AB - Background: We developed and validated NLP-PAC, a natural language processing (NLP) algorithm based on predetermined asthma criteria (PAC) for asthma ascertainment using electronic health records at Mayo Clinic. Objective: To adapt NLP-PAC in a different health care setting, Sanford Children Hospital, by assessing its external validity. Methods: The study was designed as a retrospective cohort study that used a random sample of 2011-2012 Sanford Birth cohort (n = 595). Manual chart review was performed on the cohort for asthma ascertainment on the basis of the PAC. We then used half of the cohort as a training cohort (n = 298) and the other half as a blind test cohort to evaluate the adapted NLP-PAC algorithm. Association of known asthma-related risk factors with the Sanford-NLP algorithm-driven asthma ascertainment was tested. Results: Among the eligible test cohort (n = 297), 160 (53%) were males, 268 (90%) white, and the median age was 2.3 years (range, 1.5-3.1 years). NLP-PAC, after adaptation, and the human abstractor identified 74 (25%) and 72 (24%) subjects, respectively, with 66 subjects identified by both approaches. Sensitivity, specificity, positive predictive value, and negative predictive value for the NLP algorithm in predicting asthma status were 92%, 96%, 89%, and 97%, respectively. The known risk factors for asthma identified by NLP (eg, smoking history) were similar to the ones identified by manual chart review. Conclusions: Successful implementation of NLP-PAC for asthma ascertainment in 2 different practice settings demonstrates the feasibility of automated asthma ascertainment leveraging electronic health record data with a potential to enable large-scale, multisite asthma studies to improve asthma care and research.

KW - Algorithm adaptability

KW - Asthma ascertainment

KW - Electronic health records

KW - Epidemiology

KW - Informatics

KW - Natural language processing

KW - Retrospective study

KW - Validation

UR - http://www.scopus.com/inward/record.url?scp=85020504387&partnerID=8YFLogxK

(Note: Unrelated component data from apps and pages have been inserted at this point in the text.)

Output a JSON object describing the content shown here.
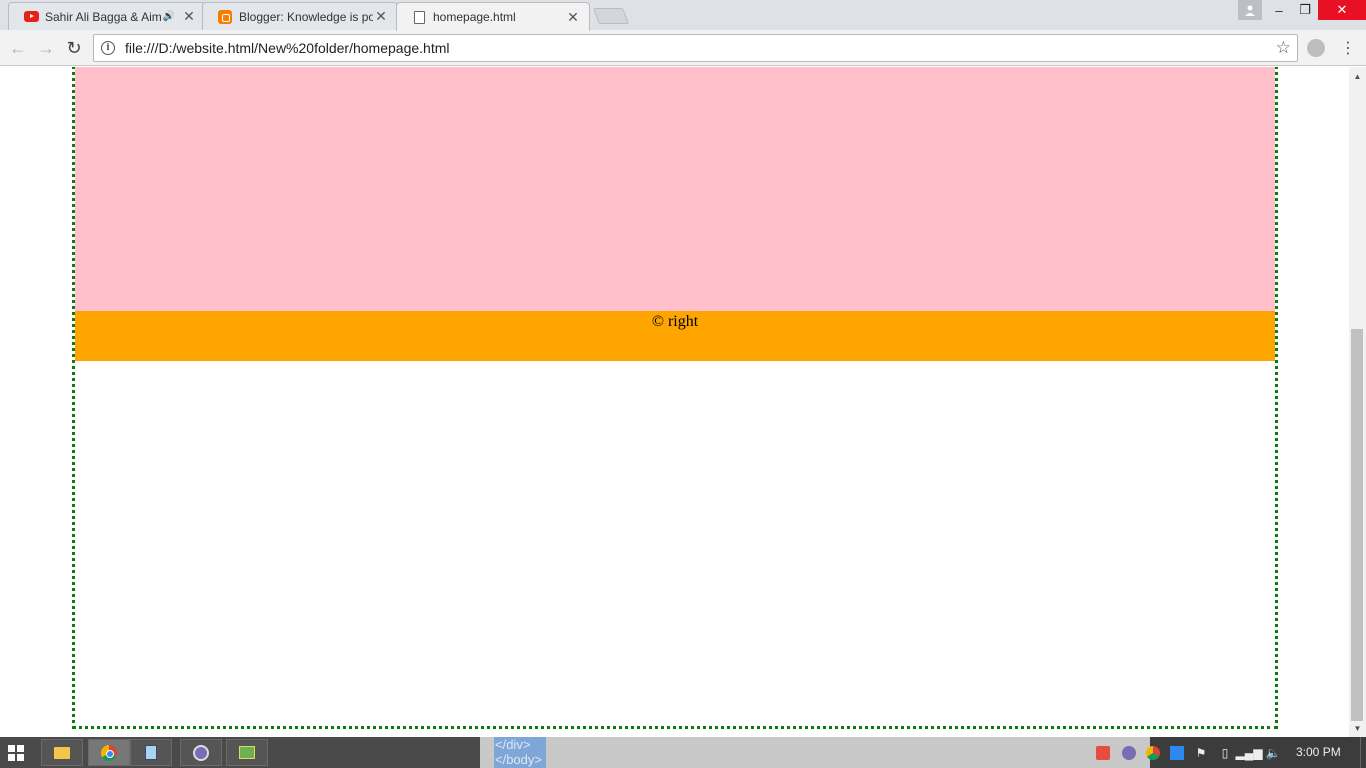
{
  "browser": {
    "tabs": [
      {
        "title": "Sahir Ali Bagga & Aim",
        "favicon": "youtube-icon",
        "audio": true,
        "active": false
      },
      {
        "title": "Blogger: Knowledge is po",
        "favicon": "blogger-icon",
        "audio": false,
        "active": false
      },
      {
        "title": "homepage.html",
        "favicon": "document-icon",
        "audio": false,
        "active": true
      }
    ],
    "close_glyph": "✕",
    "audio_glyph": "🔊",
    "window_controls": {
      "minimize": "–",
      "restore": "❐",
      "close": "✕"
    },
    "nav": {
      "back": "←",
      "forward": "→",
      "reload": "↻"
    },
    "address": "file:///D:/website.html/New%20folder/homepage.html",
    "star_glyph": "☆",
    "menu_glyph": "⋮"
  },
  "page": {
    "footer_text": "© right",
    "colors": {
      "pink_block": "#ffc0cb",
      "footer": "#ffa500",
      "container_border": "#0a7d0a"
    }
  },
  "taskbar": {
    "code_snippet_lines": [
      "</div>",
      "</body>"
    ],
    "clock": "3:00 PM"
  }
}
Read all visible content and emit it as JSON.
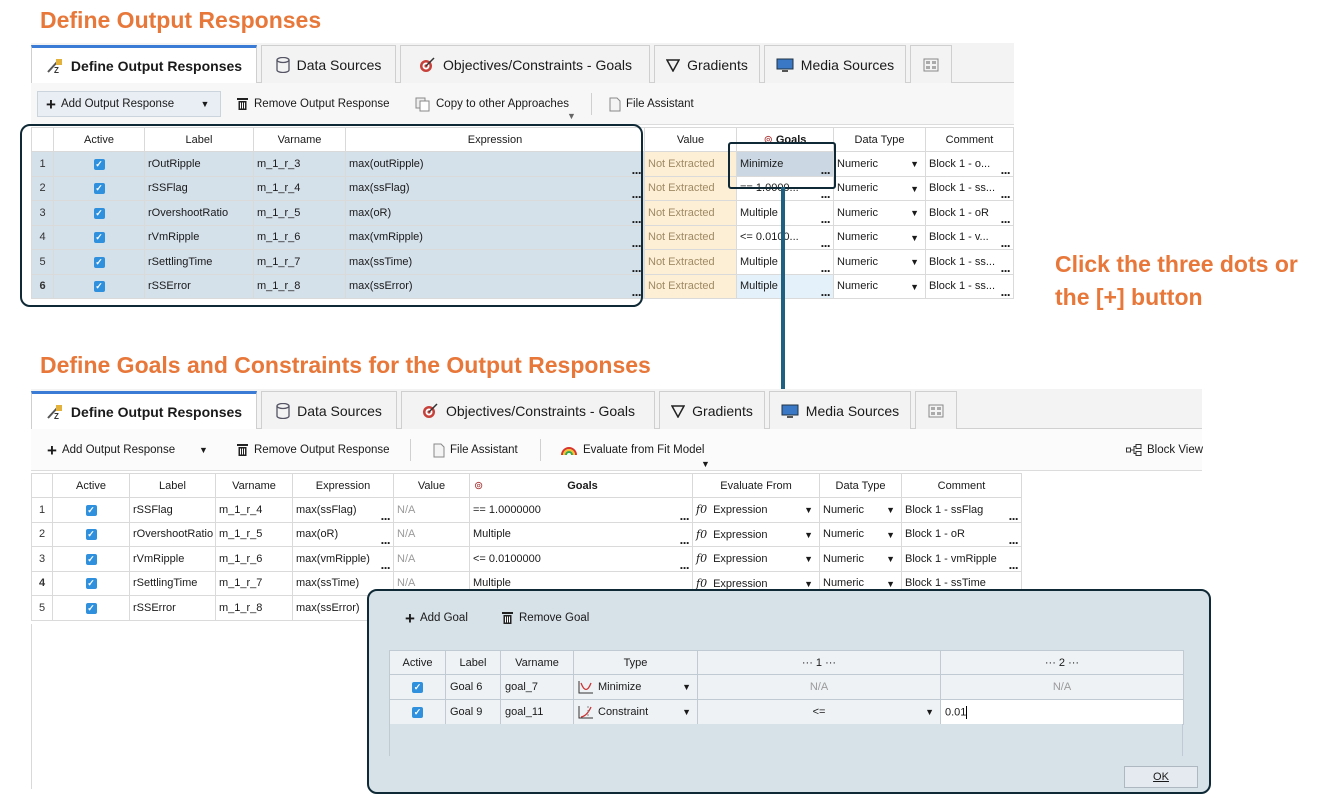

UR - http://www.scopus.com/inward/citedby.url?scp=85020504387&partnerID=8YFLogxK

U2 - 10.1016/j.jaip.2017.04.041

DO - 10.1016/j.jaip.2017.04.041

M3 - Article

C2 - 28634104

AN - SCOPUS:85020504387

JO - Journal of Allergy and Clinical Immunology: In Practice

JF - Journal of Allergy and Clinical Immunology: In Practice

SN - 2213-2198

ER -